- BRIEF
Identify each line in the records below that contains the word "true", and copy it.

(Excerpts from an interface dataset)
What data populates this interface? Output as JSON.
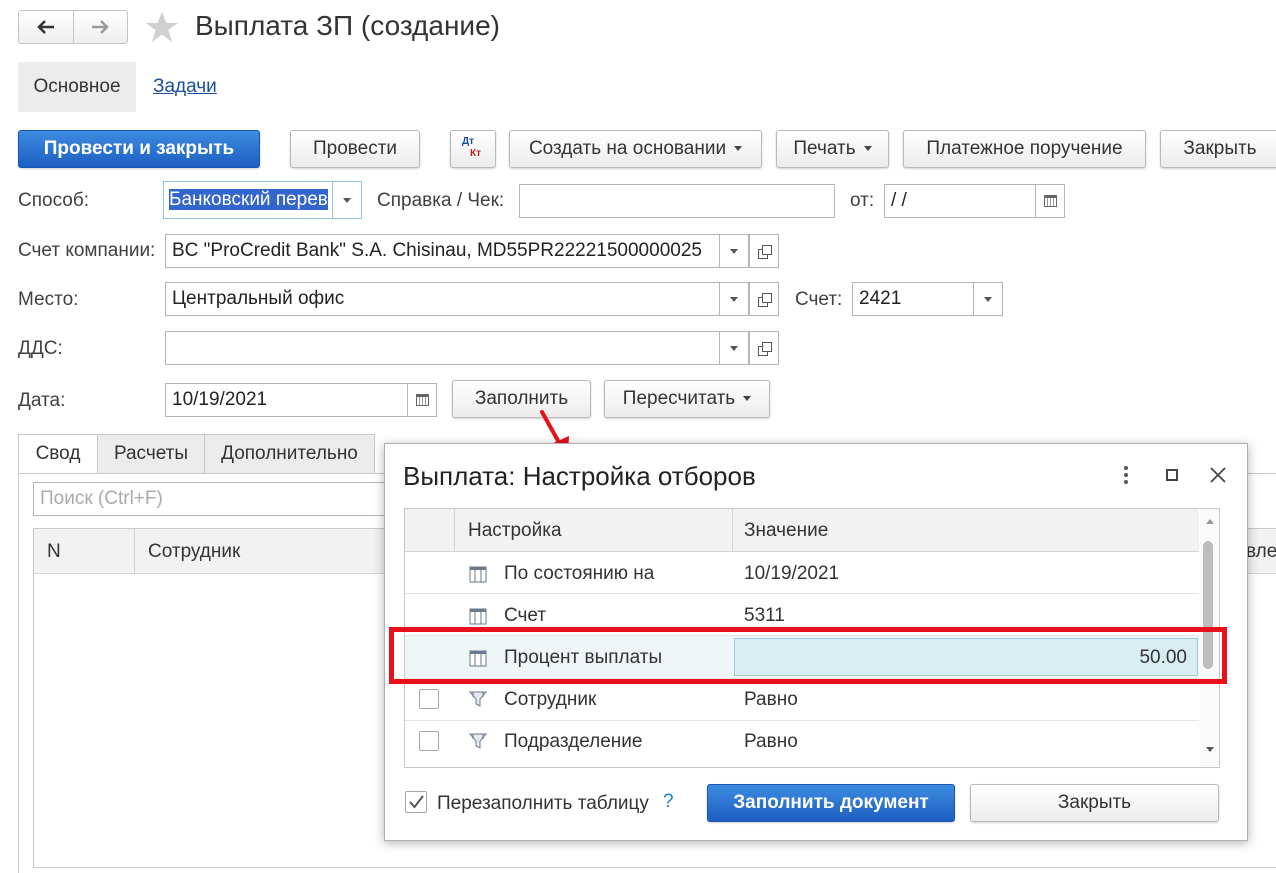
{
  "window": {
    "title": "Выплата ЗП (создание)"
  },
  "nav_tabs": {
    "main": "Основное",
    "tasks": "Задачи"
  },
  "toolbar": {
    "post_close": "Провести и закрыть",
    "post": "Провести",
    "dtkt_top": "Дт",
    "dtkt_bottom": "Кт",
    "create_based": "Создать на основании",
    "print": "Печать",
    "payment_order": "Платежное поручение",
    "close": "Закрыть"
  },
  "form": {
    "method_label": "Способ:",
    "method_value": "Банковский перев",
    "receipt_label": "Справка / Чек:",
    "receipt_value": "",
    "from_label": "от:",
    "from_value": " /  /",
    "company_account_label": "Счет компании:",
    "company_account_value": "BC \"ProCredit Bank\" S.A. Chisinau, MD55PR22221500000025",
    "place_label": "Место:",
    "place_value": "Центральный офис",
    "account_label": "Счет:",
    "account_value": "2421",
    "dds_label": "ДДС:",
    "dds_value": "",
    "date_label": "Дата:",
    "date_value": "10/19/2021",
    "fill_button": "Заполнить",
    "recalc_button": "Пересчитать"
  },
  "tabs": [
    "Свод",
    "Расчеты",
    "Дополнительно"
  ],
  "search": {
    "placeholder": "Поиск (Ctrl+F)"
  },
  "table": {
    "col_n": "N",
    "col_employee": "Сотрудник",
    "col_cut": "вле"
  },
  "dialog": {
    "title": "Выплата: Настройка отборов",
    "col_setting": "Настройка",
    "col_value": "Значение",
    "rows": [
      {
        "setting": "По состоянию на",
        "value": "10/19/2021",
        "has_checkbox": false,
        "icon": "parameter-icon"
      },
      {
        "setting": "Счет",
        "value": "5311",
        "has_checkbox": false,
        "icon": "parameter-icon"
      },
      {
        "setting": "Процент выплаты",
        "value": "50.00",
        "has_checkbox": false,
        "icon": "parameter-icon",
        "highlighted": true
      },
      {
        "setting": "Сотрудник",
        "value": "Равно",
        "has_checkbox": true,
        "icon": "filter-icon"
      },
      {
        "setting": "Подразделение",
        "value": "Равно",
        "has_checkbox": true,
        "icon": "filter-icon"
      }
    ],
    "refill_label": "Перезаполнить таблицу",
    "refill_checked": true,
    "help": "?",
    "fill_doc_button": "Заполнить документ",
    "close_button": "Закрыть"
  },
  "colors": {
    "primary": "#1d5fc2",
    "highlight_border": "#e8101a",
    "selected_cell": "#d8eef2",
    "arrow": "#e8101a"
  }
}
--
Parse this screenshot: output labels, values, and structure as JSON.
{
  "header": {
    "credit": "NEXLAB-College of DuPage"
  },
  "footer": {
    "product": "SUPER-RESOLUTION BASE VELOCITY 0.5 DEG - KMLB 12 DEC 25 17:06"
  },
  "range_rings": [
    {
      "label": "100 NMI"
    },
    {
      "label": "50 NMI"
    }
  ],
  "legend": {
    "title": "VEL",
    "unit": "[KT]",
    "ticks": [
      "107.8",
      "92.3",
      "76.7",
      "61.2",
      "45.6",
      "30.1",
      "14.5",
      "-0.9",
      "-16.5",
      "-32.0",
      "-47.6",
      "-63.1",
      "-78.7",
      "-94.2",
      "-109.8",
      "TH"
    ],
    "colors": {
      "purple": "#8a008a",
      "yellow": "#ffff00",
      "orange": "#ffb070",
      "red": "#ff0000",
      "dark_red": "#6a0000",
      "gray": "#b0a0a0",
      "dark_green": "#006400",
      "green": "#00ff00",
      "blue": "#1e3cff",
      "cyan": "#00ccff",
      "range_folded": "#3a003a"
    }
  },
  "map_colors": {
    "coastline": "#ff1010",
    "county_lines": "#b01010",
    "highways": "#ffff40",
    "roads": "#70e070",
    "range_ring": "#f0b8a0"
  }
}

- WRITTEN SOLUTION
        "highlighted": true
        "has_checkbox": true,
        "has_checkbox": true,
    "refill_checked": true,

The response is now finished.